• WORK TO BE COMPLETED:
For each line of the data that includes the word "screenshot", copy the line.

Records from a data collection:
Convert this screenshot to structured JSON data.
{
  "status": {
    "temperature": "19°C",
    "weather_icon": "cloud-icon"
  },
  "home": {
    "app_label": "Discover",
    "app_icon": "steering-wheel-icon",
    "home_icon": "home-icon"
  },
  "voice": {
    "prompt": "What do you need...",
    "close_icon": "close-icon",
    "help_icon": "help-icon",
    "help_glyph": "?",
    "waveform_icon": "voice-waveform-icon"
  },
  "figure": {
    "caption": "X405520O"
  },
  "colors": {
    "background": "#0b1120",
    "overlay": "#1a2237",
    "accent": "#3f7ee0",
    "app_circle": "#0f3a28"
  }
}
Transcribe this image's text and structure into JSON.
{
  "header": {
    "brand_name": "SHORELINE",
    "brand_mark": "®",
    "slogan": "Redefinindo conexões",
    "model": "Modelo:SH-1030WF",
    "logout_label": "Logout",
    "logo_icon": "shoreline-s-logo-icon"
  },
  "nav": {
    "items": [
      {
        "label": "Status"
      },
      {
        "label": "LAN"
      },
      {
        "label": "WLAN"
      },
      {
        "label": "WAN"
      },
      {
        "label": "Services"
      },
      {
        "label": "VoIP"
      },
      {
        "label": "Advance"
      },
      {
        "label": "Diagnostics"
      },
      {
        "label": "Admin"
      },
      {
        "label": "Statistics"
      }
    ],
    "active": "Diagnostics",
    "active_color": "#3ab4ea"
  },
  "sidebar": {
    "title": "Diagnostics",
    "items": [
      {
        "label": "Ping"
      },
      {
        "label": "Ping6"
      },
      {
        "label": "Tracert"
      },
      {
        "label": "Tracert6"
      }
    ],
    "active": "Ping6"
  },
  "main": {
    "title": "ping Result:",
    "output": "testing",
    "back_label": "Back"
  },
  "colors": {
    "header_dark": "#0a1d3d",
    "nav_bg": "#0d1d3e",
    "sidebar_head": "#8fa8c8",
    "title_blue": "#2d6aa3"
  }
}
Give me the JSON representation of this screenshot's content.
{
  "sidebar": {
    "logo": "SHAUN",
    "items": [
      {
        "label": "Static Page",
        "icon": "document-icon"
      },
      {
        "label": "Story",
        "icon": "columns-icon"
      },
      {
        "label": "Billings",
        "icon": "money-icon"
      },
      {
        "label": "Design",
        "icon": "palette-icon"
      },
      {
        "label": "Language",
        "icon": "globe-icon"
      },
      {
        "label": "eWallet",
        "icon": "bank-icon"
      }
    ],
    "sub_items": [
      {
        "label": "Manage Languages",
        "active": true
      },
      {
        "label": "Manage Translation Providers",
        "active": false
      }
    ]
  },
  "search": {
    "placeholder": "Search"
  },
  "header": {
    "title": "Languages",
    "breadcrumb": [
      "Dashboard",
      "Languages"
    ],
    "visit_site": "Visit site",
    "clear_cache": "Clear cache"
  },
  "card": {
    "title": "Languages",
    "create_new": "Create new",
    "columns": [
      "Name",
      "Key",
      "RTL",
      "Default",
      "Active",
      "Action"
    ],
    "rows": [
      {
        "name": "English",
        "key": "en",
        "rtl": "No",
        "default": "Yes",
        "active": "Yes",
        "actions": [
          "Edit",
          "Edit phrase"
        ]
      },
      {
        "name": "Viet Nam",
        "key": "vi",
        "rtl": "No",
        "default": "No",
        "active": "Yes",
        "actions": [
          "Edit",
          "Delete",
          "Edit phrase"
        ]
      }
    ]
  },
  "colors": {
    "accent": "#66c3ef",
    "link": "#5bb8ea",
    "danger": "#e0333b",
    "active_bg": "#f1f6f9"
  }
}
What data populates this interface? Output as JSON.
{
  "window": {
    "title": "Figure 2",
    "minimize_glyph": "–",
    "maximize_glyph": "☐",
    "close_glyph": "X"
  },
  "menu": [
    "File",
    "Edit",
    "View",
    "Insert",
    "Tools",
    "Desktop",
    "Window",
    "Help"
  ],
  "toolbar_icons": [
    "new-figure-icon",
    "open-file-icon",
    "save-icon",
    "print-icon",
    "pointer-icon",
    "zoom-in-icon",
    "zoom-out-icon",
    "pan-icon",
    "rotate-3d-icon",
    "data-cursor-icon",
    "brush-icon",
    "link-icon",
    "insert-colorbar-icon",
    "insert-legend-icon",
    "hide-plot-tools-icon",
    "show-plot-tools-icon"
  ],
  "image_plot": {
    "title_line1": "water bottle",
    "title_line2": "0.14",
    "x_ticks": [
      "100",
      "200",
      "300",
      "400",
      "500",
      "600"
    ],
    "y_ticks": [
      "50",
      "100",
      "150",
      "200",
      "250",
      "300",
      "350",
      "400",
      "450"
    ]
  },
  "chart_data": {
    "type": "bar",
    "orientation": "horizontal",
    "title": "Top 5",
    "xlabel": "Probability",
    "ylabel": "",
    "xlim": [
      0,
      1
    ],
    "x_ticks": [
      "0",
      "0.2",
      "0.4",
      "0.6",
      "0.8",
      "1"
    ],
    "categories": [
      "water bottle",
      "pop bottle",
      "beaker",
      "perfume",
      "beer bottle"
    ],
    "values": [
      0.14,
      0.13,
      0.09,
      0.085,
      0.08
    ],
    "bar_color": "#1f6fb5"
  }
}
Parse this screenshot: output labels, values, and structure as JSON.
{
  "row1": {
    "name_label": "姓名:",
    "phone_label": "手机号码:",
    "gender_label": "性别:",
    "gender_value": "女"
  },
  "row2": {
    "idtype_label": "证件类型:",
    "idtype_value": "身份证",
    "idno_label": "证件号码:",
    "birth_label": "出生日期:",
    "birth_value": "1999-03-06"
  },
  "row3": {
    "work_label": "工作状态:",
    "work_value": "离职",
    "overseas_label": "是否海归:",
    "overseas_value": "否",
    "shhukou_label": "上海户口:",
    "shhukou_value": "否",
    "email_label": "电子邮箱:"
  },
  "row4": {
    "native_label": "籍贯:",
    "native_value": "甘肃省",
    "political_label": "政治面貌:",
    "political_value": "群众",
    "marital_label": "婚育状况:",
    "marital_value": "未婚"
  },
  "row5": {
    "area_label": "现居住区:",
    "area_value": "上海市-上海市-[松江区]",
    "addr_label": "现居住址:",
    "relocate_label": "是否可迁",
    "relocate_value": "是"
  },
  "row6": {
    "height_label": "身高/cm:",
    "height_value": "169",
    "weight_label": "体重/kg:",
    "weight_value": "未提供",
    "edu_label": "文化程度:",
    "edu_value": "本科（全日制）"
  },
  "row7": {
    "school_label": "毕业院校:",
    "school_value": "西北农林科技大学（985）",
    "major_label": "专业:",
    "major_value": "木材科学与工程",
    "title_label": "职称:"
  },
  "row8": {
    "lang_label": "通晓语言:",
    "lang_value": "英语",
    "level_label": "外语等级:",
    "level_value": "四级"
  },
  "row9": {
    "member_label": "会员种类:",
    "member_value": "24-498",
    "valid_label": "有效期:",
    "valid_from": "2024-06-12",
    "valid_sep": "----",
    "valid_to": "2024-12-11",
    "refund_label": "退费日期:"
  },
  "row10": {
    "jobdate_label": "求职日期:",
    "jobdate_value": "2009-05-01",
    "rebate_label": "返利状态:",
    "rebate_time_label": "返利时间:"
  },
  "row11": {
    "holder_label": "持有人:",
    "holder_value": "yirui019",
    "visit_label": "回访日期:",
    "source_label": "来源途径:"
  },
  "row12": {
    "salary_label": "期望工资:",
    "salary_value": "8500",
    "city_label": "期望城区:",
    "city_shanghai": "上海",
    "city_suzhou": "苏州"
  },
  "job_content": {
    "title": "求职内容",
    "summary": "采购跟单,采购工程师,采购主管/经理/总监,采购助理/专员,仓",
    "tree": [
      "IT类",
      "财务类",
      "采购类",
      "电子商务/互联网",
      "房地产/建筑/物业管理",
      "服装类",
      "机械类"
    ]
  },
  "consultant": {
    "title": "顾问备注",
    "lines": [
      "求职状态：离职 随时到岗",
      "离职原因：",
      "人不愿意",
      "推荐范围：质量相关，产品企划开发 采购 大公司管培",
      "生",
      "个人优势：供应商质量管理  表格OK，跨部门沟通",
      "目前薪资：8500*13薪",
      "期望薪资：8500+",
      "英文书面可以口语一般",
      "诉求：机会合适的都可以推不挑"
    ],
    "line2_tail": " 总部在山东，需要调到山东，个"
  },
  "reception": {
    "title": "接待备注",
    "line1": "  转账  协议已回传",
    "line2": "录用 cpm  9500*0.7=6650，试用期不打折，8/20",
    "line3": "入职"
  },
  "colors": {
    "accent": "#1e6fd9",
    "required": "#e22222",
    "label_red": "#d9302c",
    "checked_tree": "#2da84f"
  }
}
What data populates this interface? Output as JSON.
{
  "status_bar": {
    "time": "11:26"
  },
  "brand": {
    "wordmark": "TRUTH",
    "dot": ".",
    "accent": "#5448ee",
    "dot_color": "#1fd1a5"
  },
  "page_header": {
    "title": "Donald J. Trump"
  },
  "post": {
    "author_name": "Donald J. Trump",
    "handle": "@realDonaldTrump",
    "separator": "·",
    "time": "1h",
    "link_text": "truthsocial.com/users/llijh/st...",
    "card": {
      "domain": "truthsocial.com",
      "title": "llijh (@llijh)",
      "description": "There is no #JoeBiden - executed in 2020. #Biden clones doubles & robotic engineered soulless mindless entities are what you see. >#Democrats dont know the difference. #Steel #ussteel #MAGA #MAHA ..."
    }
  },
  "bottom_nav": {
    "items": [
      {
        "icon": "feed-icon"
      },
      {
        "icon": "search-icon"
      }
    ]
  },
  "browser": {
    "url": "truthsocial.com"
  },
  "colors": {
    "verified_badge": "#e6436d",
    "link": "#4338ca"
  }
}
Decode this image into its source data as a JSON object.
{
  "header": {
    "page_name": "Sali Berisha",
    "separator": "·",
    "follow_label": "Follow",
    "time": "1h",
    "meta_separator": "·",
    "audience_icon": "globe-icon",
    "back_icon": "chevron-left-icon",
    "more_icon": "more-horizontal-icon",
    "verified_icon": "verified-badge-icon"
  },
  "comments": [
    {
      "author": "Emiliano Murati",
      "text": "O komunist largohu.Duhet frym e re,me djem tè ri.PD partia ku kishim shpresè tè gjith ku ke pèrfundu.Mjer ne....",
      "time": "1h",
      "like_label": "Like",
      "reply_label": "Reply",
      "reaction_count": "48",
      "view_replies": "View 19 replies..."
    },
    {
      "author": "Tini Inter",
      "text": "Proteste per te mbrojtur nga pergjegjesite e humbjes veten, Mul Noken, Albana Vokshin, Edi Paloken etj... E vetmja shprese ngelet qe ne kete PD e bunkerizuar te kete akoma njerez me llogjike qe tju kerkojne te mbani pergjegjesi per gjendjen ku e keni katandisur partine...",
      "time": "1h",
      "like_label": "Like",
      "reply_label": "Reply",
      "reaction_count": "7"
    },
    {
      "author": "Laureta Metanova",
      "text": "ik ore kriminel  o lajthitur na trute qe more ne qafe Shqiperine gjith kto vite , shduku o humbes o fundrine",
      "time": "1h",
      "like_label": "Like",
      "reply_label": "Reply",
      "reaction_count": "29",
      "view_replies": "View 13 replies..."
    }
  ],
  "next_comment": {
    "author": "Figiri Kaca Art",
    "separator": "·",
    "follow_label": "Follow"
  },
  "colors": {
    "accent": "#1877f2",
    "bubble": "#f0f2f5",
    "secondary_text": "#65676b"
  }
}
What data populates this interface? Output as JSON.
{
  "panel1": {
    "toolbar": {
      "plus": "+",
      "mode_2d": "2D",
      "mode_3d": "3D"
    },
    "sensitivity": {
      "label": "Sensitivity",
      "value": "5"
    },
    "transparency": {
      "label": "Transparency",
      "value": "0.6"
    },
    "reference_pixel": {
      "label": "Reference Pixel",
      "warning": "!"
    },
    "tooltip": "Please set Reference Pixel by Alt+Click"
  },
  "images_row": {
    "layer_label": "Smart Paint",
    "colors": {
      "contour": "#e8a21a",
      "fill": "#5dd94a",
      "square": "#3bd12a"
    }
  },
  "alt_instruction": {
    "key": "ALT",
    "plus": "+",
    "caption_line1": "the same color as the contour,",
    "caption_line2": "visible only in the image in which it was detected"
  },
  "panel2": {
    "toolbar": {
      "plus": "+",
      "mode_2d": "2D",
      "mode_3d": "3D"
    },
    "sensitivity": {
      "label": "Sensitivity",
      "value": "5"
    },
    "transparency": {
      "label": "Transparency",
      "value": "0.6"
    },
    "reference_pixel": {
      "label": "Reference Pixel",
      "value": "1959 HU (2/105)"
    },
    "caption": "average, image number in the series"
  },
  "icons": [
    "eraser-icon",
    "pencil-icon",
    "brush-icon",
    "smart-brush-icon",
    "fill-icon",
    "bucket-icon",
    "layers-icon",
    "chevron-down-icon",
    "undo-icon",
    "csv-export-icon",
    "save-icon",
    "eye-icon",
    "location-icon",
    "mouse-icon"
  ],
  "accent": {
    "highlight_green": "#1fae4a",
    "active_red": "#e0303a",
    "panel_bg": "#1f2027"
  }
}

• RESULT OF THIS TASK:
Convert this screenshot to structured JSON data.
Give me the JSON representation of this screenshot's content.
Parse this screenshot: output labels, values, and structure as JSON.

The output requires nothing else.